Top Secret Project returns


Photo by Ava Hoelzel

The Top Secret Project was held Sept. 30 in the auditorium. The Hazelden Betty Ford Foundation led a presentation about the “mysteries” of the lives of teens. “We feel like it’s so important,” Julia Geigle Chemical Health Specialist says.

Ava Hoelzel, Photographer

The Hazelden Betty Ford Foundation hosted the Top Secret Project on Sept. 30.  The Top Secret Project featured an exhibit and a presentation in the auditorium.  The objective of this event was to inform parents on how to notice abnormal teen behavior, like substance use and mental health issues. 

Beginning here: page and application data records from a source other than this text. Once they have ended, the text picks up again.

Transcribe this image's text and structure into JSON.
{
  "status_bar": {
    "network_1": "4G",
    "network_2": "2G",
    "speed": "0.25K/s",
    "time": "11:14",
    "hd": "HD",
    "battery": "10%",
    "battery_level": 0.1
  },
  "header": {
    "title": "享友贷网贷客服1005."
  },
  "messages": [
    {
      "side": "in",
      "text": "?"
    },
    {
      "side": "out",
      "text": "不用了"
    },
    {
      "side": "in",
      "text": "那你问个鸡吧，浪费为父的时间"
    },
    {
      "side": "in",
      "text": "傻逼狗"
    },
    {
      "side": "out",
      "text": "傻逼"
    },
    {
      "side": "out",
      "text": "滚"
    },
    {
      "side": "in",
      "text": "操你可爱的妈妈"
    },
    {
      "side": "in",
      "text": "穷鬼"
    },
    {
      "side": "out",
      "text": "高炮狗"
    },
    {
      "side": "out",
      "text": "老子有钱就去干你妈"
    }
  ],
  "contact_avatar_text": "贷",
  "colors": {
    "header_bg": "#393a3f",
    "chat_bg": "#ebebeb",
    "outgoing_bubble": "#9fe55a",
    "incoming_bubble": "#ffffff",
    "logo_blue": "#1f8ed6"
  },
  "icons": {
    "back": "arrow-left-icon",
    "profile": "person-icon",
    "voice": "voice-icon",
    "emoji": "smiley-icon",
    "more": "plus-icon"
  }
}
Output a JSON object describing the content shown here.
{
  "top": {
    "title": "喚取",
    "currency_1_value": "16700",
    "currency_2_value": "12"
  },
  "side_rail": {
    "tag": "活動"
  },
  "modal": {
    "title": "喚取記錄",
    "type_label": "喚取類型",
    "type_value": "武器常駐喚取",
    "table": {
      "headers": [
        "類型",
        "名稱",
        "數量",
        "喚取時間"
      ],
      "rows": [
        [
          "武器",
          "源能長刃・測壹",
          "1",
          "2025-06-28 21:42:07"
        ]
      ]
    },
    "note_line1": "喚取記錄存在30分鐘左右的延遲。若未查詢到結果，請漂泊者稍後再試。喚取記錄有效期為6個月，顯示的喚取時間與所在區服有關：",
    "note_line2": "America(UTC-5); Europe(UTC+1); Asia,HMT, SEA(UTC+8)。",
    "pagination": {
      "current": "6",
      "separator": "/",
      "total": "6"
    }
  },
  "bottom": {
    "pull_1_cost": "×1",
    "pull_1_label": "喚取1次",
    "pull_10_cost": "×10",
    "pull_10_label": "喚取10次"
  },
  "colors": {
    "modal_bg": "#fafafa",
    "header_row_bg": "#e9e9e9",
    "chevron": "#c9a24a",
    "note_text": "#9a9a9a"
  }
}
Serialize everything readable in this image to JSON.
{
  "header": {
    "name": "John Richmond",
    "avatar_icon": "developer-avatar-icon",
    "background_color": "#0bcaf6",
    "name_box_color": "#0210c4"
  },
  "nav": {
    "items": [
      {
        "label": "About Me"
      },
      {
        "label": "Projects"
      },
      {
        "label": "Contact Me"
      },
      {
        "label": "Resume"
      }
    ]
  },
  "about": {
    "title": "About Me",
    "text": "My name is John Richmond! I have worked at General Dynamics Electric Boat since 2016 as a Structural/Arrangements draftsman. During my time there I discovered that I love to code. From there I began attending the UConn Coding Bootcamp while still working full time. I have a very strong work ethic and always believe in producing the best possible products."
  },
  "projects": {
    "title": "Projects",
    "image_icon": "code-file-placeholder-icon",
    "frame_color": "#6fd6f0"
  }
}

Julia Geigle, Chemical Health Specialist, said she would attend this event if she were a parent because, “there are no perfect parents. And I think we’re all learning to be better parents. And so I think I see this as an opportunity to learn more.”

The Top Secret Project focuses on teaching parents more about teen’s lives and  how to become more connected with their children. They want to explain to parents, they should not try to look for reasons to punish their kids, but help them.

The way I see it, this is about identifying the signs that our child or a young person at school might be just suffering, might be in pain. I’m concerned that some people might see this as just a way to get kids in trouble,” Geigle said.

From 6:15-7 p.m., an exhibit modeled after a teen’s room was displayed. It had a bed, desk, chair and bedside table with many assorted items. Over 200 items from the bedroom had significance. This shows there are signs in teens and something could happen. 

“I saw many things that would of concerned me if I were to see them in my child’s room. I never dreamed there were over 200 items in that bedroom that could of potentially have been of concern,” parent Annette Koren said

From 7-8:30 p.m., two women presented. In the beginning of the presentation, they showed different ways teens consume alcohol, drugs and other substances. Another goal of the Top Secret Project was to notify parents on the ways students “cope” with their issues.

Adults need to be aware that these are health conditions, and we need to come together and say, how can we love and support our young people, and not just punish them?”

— Julia Geigle

I think it’s just beneficial for parents and adults just to get more education around the multiple different struggles that some young people have, whether it’s like cutting, like self harming, the presentation talks about the eating disorders,” Geigle said.

They also focused on spreading awareness. The presentation did not just talk about teens using drugs and alcohol, but also about mental health issues and why teens might participate in these activities.

Adults need to be aware that these are health conditions, and we need to come together and say, how can we love and support our young people, and not just punish them?” Geigle said.

This foundation wants to instruct parents on what happens in the lives of teens, so they can then help their kids and maybe other teens as well. Teens have many things going on in their lives, positive and negative.

“I think it’s just being aware that those issues are real, they’re legitimate health issues, like mental health and addiction. Those are health issues. They’re not like choices. Nobody chooses to have depression, nobody chooses to have an addiction, they get the ball rolling, when they start using,” Geigle said.

Although parents might think they know about mental health issues already, they can still learn and benefit from attending this event. The Top Secret Project showed parents a lot of new things about teens. 

“I thought I was fairly knowledgeable, but there is so much out there. I did know a lot, but on the flip side there was a lot more to know,” Koren said.

“I think at the end of the day, I just want people to recognize that, again, mental health, substance use, addiction issues, or health conditions that we all need to be okay talking about, and that they can affect anybody. These are equal opportunity issues,” Geigle said.